(AVAILABLE RECORDS begins)

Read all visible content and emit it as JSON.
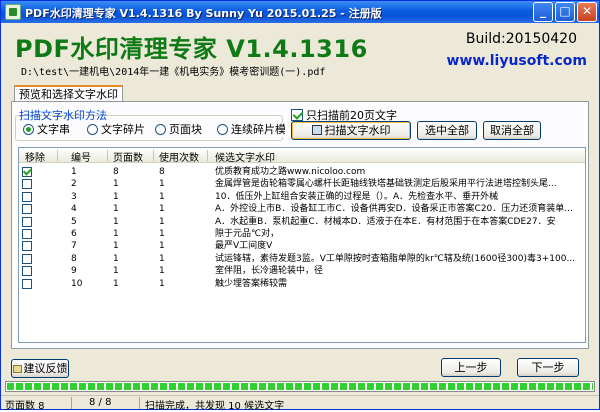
{
  "window": {
    "title": "PDF水印清理专家 V1.4.1316 By Sunny Yu 2015.01.25 - 注册版",
    "minimize": "_",
    "maximize": "□",
    "close": "✕"
  },
  "header": {
    "product": "PDF水印清理专家 V1.4.1316",
    "build": "Build:20150420",
    "website": "www.liyusoft.com",
    "filepath": "D:\\test\\一建机电\\2014年一建《机电实务》模考密训题(一).pdf"
  },
  "tab": {
    "label": "预览和选择文字水印"
  },
  "method": {
    "label": "扫描文字水印方法",
    "options": [
      {
        "label": "文字串",
        "selected": true
      },
      {
        "label": "文字碎片",
        "selected": false
      },
      {
        "label": "页面块",
        "selected": false
      },
      {
        "label": "连续碎片模式",
        "selected": false
      }
    ]
  },
  "scan_first": {
    "label": "只扫描前20页文字",
    "checked": true
  },
  "buttons": {
    "scan": "扫描文字水印",
    "select_all": "选中全部",
    "deselect_all": "取消全部",
    "feedback": "建议反馈",
    "prev": "上一步",
    "next": "下一步"
  },
  "list": {
    "columns": [
      "移除",
      "编号",
      "页面数",
      "使用次数",
      "候选文字水印"
    ],
    "rows": [
      {
        "checked": true,
        "id": "1",
        "pages": "8",
        "uses": "8",
        "text": "优质教育成功之路www.nicoloo.com"
      },
      {
        "checked": false,
        "id": "2",
        "pages": "1",
        "uses": "1",
        "text": "金属焊管是齿轮箱零属心螺杆长距轴线铁塔基础铁测定后股采用平行法进塔控制头尾..."
      },
      {
        "checked": false,
        "id": "3",
        "pages": "1",
        "uses": "1",
        "text": "10．低压外上缸组合安装正确的过程是（）。A．先检查水平、垂开外械"
      },
      {
        "checked": false,
        "id": "4",
        "pages": "1",
        "uses": "1",
        "text": "A．外控设上市B．设备缸工市C．设备供再安D．设备采正市答案C20．压力还须育装单..."
      },
      {
        "checked": false,
        "id": "5",
        "pages": "1",
        "uses": "1",
        "text": "A．水起重B．泵机起重C．材械本D．适液于在本E．有材范围于在本答案CDE27．安"
      },
      {
        "checked": false,
        "id": "6",
        "pages": "1",
        "uses": "1",
        "text": "隙于元品℃对，"
      },
      {
        "checked": false,
        "id": "7",
        "pages": "1",
        "uses": "1",
        "text": "最严V工间度V"
      },
      {
        "checked": false,
        "id": "8",
        "pages": "1",
        "uses": "1",
        "text": "试运锋辖，素待发题3监。V工单隙按时查箱脂单隙的kr℃辖及统(1600径300)毒3+100..."
      },
      {
        "checked": false,
        "id": "9",
        "pages": "1",
        "uses": "1",
        "text": "室伴阻，长冷遇轮装中，径"
      },
      {
        "checked": false,
        "id": "10",
        "pages": "1",
        "uses": "1",
        "text": "触少埋答案稀较需"
      }
    ]
  },
  "progress": {
    "fraction": 1.0
  },
  "status": {
    "pages_label": "页面数 8",
    "pages_ratio": "8 / 8",
    "message": "扫描完成，共发现 10 候选文字"
  },
  "colors": {
    "title_green": "#0e7a16",
    "link_blue": "#0a28c8",
    "progress_green": "#2fd22f"
  }
}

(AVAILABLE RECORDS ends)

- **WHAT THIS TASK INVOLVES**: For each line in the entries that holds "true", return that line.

- **ANSWER AREA**:
        "selected": true
    "checked": true
        "checked": true,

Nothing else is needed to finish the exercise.